(Data about app and page elements)
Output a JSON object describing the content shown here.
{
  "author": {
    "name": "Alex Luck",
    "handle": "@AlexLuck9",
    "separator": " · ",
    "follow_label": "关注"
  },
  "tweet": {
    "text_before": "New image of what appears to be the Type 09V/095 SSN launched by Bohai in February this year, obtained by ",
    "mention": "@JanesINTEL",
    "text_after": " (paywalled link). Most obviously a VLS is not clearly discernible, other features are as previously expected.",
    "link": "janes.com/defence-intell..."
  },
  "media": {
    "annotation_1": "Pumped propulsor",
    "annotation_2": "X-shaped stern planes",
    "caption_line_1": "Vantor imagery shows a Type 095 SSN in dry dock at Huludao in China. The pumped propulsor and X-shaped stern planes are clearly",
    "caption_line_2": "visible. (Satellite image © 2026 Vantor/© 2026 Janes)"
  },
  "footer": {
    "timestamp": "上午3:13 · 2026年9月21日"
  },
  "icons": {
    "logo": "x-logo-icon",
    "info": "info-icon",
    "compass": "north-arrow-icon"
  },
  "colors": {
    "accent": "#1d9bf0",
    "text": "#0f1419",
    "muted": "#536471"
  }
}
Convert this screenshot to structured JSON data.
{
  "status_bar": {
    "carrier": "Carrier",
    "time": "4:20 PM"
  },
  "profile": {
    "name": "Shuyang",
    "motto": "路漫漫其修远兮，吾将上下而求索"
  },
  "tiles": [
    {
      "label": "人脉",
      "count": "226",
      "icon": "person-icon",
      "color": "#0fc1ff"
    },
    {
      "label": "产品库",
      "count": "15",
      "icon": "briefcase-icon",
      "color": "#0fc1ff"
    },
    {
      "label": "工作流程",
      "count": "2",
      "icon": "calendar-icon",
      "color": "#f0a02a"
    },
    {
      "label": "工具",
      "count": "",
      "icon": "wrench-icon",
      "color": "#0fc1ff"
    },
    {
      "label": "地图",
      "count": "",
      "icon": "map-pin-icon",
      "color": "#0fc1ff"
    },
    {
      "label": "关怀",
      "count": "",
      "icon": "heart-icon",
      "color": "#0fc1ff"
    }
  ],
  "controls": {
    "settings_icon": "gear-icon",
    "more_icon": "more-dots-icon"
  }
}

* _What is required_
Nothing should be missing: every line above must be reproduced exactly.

* _Task result_
Output a JSON object describing the content shown here.
{
  "author": {
    "name": "Alex Luck",
    "handle": "@AlexLuck9",
    "separator": " · ",
    "follow_label": "关注"
  },
  "tweet": {
    "text_before": "New image of what appears to be the Type 09V/095 SSN launched by Bohai in February this year, obtained by ",
    "mention": "@JanesINTEL",
    "text_after": " (paywalled link). Most obviously a VLS is not clearly discernible, other features are as previously expected.",
    "link": "janes.com/defence-intell..."
  },
  "media": {
    "annotation_1": "Pumped propulsor",
    "annotation_2": "X-shaped stern planes",
    "caption_line_1": "Vantor imagery shows a Type 095 SSN in dry dock at Huludao in China. The pumped propulsor and X-shaped stern planes are clearly",
    "caption_line_2": "visible. (Satellite image © 2026 Vantor/© 2026 Janes)"
  },
  "footer": {
    "timestamp": "上午3:13 · 2026年9月21日"
  },
  "icons": {
    "logo": "x-logo-icon",
    "info": "info-icon",
    "compass": "north-arrow-icon"
  },
  "colors": {
    "accent": "#1d9bf0",
    "text": "#0f1419",
    "muted": "#536471"
  }
}
Convert this screenshot to structured JSON data.
{
  "status_bar": {
    "carrier": "Carrier",
    "time": "4:20 PM"
  },
  "profile": {
    "name": "Shuyang",
    "motto": "路漫漫其修远兮，吾将上下而求索"
  },
  "tiles": [
    {
      "label": "人脉",
      "count": "226",
      "icon": "person-icon",
      "color": "#0fc1ff"
    },
    {
      "label": "产品库",
      "count": "15",
      "icon": "briefcase-icon",
      "color": "#0fc1ff"
    },
    {
      "label": "工作流程",
      "count": "2",
      "icon": "calendar-icon",
      "color": "#f0a02a"
    },
    {
      "label": "工具",
      "count": "",
      "icon": "wrench-icon",
      "color": "#0fc1ff"
    },
    {
      "label": "地图",
      "count": "",
      "icon": "map-pin-icon",
      "color": "#0fc1ff"
    },
    {
      "label": "关怀",
      "count": "",
      "icon": "heart-icon",
      "color": "#0fc1ff"
    }
  ],
  "controls": {
    "settings_icon": "gear-icon",
    "more_icon": "more-dots-icon"
  }
}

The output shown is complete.